- Description of the task -
Please set down each line of the material exactly.

- Data for this task -
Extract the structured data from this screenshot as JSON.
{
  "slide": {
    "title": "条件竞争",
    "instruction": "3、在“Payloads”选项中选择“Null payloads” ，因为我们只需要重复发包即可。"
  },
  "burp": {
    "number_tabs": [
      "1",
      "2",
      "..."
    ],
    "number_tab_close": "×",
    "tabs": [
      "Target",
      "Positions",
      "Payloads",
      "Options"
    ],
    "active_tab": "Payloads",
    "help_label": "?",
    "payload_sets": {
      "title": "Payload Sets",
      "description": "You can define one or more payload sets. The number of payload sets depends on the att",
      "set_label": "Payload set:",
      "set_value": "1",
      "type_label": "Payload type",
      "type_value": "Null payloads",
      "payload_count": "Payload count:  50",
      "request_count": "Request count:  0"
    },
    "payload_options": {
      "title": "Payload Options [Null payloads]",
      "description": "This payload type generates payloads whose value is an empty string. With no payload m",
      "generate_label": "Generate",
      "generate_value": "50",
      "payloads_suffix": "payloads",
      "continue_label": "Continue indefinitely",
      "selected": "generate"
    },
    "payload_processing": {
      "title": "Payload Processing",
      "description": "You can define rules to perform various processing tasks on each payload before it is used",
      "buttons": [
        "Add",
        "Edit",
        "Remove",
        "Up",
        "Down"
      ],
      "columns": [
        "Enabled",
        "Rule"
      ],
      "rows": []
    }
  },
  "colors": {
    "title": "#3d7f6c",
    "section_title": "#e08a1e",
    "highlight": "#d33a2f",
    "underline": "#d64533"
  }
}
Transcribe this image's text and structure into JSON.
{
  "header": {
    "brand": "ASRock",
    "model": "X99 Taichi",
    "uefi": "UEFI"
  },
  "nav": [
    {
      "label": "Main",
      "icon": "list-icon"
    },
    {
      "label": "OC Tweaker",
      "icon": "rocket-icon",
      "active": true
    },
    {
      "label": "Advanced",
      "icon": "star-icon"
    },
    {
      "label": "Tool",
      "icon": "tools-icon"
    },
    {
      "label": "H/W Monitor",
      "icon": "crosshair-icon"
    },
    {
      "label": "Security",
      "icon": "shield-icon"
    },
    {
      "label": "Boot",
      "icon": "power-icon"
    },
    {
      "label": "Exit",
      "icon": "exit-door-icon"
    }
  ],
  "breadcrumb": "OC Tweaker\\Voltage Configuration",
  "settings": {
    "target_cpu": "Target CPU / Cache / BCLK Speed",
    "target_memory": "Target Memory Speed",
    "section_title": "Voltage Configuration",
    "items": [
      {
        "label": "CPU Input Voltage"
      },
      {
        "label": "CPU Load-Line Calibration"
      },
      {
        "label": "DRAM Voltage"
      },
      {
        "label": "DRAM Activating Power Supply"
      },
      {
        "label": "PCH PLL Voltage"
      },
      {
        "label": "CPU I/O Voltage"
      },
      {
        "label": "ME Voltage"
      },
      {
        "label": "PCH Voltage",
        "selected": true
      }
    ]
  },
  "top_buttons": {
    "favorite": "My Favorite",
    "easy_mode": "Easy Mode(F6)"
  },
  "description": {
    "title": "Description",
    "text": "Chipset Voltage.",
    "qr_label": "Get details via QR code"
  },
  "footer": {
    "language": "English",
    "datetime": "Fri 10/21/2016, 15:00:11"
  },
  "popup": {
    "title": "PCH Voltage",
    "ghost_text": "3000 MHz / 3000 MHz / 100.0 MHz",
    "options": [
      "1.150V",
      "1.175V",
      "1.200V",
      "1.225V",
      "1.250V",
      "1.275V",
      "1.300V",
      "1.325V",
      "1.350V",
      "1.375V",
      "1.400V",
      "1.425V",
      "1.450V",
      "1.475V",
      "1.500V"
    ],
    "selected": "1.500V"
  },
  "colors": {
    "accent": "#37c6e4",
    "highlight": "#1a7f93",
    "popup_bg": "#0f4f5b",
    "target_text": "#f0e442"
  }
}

- Solution for this task -
Extract the structured data from this screenshot as JSON.
{
  "slide": {
    "title": "条件竞争",
    "instruction": "3、在“Payloads”选项中选择“Null payloads” ，因为我们只需要重复发包即可。"
  },
  "burp": {
    "number_tabs": [
      "1",
      "2",
      "..."
    ],
    "number_tab_close": "×",
    "tabs": [
      "Target",
      "Positions",
      "Payloads",
      "Options"
    ],
    "active_tab": "Payloads",
    "help_label": "?",
    "payload_sets": {
      "title": "Payload Sets",
      "description": "You can define one or more payload sets. The number of payload sets depends on the att",
      "set_label": "Payload set:",
      "set_value": "1",
      "type_label": "Payload type",
      "type_value": "Null payloads",
      "payload_count": "Payload count:  50",
      "request_count": "Request count:  0"
    },
    "payload_options": {
      "title": "Payload Options [Null payloads]",
      "description": "This payload type generates payloads whose value is an empty string. With no payload m",
      "generate_label": "Generate",
      "generate_value": "50",
      "payloads_suffix": "payloads",
      "continue_label": "Continue indefinitely",
      "selected": "generate"
    },
    "payload_processing": {
      "title": "Payload Processing",
      "description": "You can define rules to perform various processing tasks on each payload before it is used",
      "buttons": [
        "Add",
        "Edit",
        "Remove",
        "Up",
        "Down"
      ],
      "columns": [
        "Enabled",
        "Rule"
      ],
      "rows": []
    }
  },
  "colors": {
    "title": "#3d7f6c",
    "section_title": "#e08a1e",
    "highlight": "#d33a2f",
    "underline": "#d64533"
  }
}
Transcribe this image's text and structure into JSON.
{
  "header": {
    "brand": "ASRock",
    "model": "X99 Taichi",
    "uefi": "UEFI"
  },
  "nav": [
    {
      "label": "Main",
      "icon": "list-icon"
    },
    {
      "label": "OC Tweaker",
      "icon": "rocket-icon",
      "active": true
    },
    {
      "label": "Advanced",
      "icon": "star-icon"
    },
    {
      "label": "Tool",
      "icon": "tools-icon"
    },
    {
      "label": "H/W Monitor",
      "icon": "crosshair-icon"
    },
    {
      "label": "Security",
      "icon": "shield-icon"
    },
    {
      "label": "Boot",
      "icon": "power-icon"
    },
    {
      "label": "Exit",
      "icon": "exit-door-icon"
    }
  ],
  "breadcrumb": "OC Tweaker\\Voltage Configuration",
  "settings": {
    "target_cpu": "Target CPU / Cache / BCLK Speed",
    "target_memory": "Target Memory Speed",
    "section_title": "Voltage Configuration",
    "items": [
      {
        "label": "CPU Input Voltage"
      },
      {
        "label": "CPU Load-Line Calibration"
      },
      {
        "label": "DRAM Voltage"
      },
      {
        "label": "DRAM Activating Power Supply"
      },
      {
        "label": "PCH PLL Voltage"
      },
      {
        "label": "CPU I/O Voltage"
      },
      {
        "label": "ME Voltage"
      },
      {
        "label": "PCH Voltage",
        "selected": true
      }
    ]
  },
  "top_buttons": {
    "favorite": "My Favorite",
    "easy_mode": "Easy Mode(F6)"
  },
  "description": {
    "title": "Description",
    "text": "Chipset Voltage.",
    "qr_label": "Get details via QR code"
  },
  "footer": {
    "language": "English",
    "datetime": "Fri 10/21/2016, 15:00:11"
  },
  "popup": {
    "title": "PCH Voltage",
    "ghost_text": "3000 MHz / 3000 MHz / 100.0 MHz",
    "options": [
      "1.150V",
      "1.175V",
      "1.200V",
      "1.225V",
      "1.250V",
      "1.275V",
      "1.300V",
      "1.325V",
      "1.350V",
      "1.375V",
      "1.400V",
      "1.425V",
      "1.450V",
      "1.475V",
      "1.500V"
    ],
    "selected": "1.500V"
  },
  "colors": {
    "accent": "#37c6e4",
    "highlight": "#1a7f93",
    "popup_bg": "#0f4f5b",
    "target_text": "#f0e442"
  }
}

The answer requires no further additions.